Re: Shamanism

Clyde Davenport (clyde@BUS.HIROSHIMA-PU.AC.JP)
Fri, 10 May 1996 01:33:45 +0900

At 14:37 96.5.8 -0500, Kotliar wrote:
> On shaman-l there is a discussion about the definition of shmanism, and
>some were wondering how anthropologists would define it. Would anyone like
>to share there ideas. I offered as a working definition:
> I would define a shaman as someone who is able to transcend the natural
>world through ecstatic mystical/magical experiences. This includes
>transmigration of the soul, but I think this can be communion/communication
>with spirits and natural forces representing a transcendent awareness that
>does not include out of body experiences.
> I would also regard it as part of a religious tradition that is less
>canonical and hierarchical in its orientation.
> Jay

I am sorry to make the pretense of knowledge about this area when in fact
my knowledge is only limited. But nevertheless I will endeavor to make a
few comments.

1. Transmigration or reincarnation is an understated element in
shamanistic worldviews. Buddhism, Hinduism, etc. derive this world view
from a more ancient tradition stemming from shamanism (albeit modifying its
significance in the process).
2. The shaman doesn't transcend the natural world, as much as she shows
the connection between the cultural and natural worlds.
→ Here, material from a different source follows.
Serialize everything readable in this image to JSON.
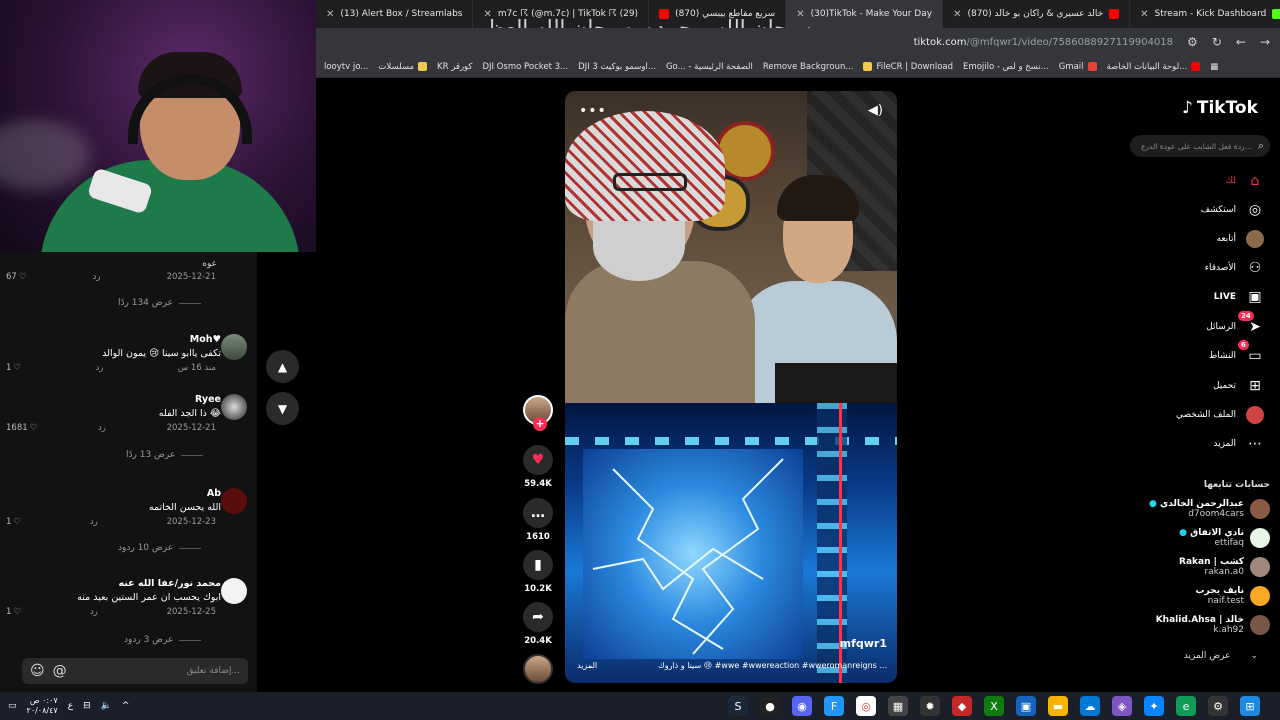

The shamanist is
thus only a bridge. And the reactionary (the shaman as a bridge to
culture) and the revolutionary (the shaman as a bridge to nature) types
often exist in a contadictory way in the same individual.
3. If shamans go out of the body, it is only in the sense that the body is
a culturally created entity. Shamans don't really go anywhere, and this is
their power.
4. Magic to shamans is a kind of performance. They don't really believe
in it. On the other hand, just like ethnomethodologists they plumb its
surfaces. Thus, they believe in it at the same time that they don't
believe in it. Sometimes they kill people by not curing them. Is this,
though, really the shamans fault, or the fault of the person who had the
disease in the first place? But where did the person get their disease?
Shaman's try to find this out.
5. Whatever the source of diseases, their cure is found in plants mostly.
To cure diseases through animal products rather than plants, is largely an
invention of the Chinese. This is not to say that animals are not
important. But in a shamanistic perspective animals are treated as
bretheren or enemies. Plants, because of their passivity can be used to
cure. Animals are like your neighbores. You may or may not use their
information. It depends on your attitude.
6. So far, we have defined all of this in terms of words and language.
Words and languages are important, of course, but shamans contextualize
their experience of words and language through song and dance. "Talk" to
them is not merely talk, but it is something else again. A negative
meaning is that it is just performance (and so imitation), but I don't
thing shamans believe this themselves. To them, they are like Bordieu
(sp?). It's all situated practice.
7. Shamans get their knowledge through the mode of dreaming. To use drugs
to get this mode of knowledge is often degenerate. In other words it is
often a phenomenon of colonization.
8. Shamans when they cure other people make use of the mode of eating.
They eat up the pathogens that inhabit the body of the sick patient. One
method they use is sucking the foreign matter up through their lips and
then spitting it out in tangible form. Is this kind of performance all a
pretense? Or do people actually take bad things into their bodies which
get lodged there and then cause cancers. I don't know. You'd better ask a
shaman. But how do you tell the real shamans from the fake ones. Or how
do you tell the difference between a shaman who wants you to get well and
one who wants you to get sick? Maybe it isn't as easy as it seems.

I could talk on, but I won't. Maybe I should subscribe to the shamanist
list. They probably know more than I do about this matter. Academic
anthropologists know, but don't want to talk about it. Does this show that
they know something I don't? Or are they merely caught up in their roles.
Adrian Tanner would know the answer to this question. She probably won't
say, though.


Clyde Davenport